An Iranian newspaper closely linked to the Iranian supreme leader on Sunday claimed that the Israeli-owned cargo ship recently hit by mysterious blasts in the Gulf of Oman was "possibly" on an "espionage" mission in the region, without offering any evidence to support the claim.
The hardline Kayhan daily, whose editor-in-chief was appointed by Supreme Leader Ayatollah Ali Khamenei, also speculated the ship may have been "trapped in an ambush by a branch of resistance axis," referring to Iranian proxies in the region.
The Israeli-owned cargo ship arrived at Dubai's port for repairs Sunday, days after the blast that revived security concerns in Mideast waterways amid heightened tensions with Iran.
The hulking MV Helios Ray could be seen sitting at dry dock facilities in Dubai.
Although the crew was unharmed in the blast the vessel sustained two holes on its port side and two on its starboard side just above the waterline, according to American defense officials.
It remains unclear what caused the blast, but the incident comes amid sharply rising tension between the U.S. and Iran over its unraveling 2015 nuclear deal.
Iran has sought to pressure U.S. President Joe Biden's administration to grant the sanctions relief it received under the accord with world powers that former resident Donald Trump abandoned.
The blast on the ship Friday recalled a string of attacks on foreign oil tankers in 2019 that the U.S. Navy blamed on Iran.
Tehran denied any role in the suspected assaults, which happened near the Strait of Hormuz, a key oil chokepoint.
The Helios Ray had discharged cars at various ports in the Persian Gulf before making its way out of the Middle East toward Singapore.
The blast hit as the ship was sailing from the Saudi port Dammam out of the Gulf of Oman, forcing it to turn to Dubai for inspection.
Iranian authorities have not publicly commented on the ship. Israeli media has run reports saying the assessment in Israel is that Iran was behind the blast.
Iran also has blamed Israel for a recent series of attacks, including a mysterious explosion last summer that destroyed an advanced centrifuge assembly plant at its Natanz nuclear facility and the killing of Mohsen Fakhrizadeh, a top Iranian scientist who founded the Islamic Republic's military nuclear program two decades ago.

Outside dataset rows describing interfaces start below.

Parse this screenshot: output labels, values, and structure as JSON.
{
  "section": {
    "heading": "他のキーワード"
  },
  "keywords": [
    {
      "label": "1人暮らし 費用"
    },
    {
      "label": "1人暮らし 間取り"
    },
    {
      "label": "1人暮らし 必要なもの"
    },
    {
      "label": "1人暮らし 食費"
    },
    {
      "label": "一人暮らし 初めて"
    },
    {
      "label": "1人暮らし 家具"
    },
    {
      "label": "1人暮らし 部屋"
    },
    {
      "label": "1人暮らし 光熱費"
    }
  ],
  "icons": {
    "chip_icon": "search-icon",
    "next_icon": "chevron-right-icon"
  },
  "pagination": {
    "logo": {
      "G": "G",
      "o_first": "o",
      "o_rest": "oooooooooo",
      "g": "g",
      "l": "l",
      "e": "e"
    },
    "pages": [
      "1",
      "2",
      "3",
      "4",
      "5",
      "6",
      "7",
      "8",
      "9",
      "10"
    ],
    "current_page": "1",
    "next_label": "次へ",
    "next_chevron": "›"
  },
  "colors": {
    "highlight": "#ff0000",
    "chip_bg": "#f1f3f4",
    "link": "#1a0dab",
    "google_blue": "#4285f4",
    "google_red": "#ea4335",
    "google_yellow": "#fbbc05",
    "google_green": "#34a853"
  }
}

Iran's repeated vows to avenge Fakhrizadeh's killing have raised alarms in Israel.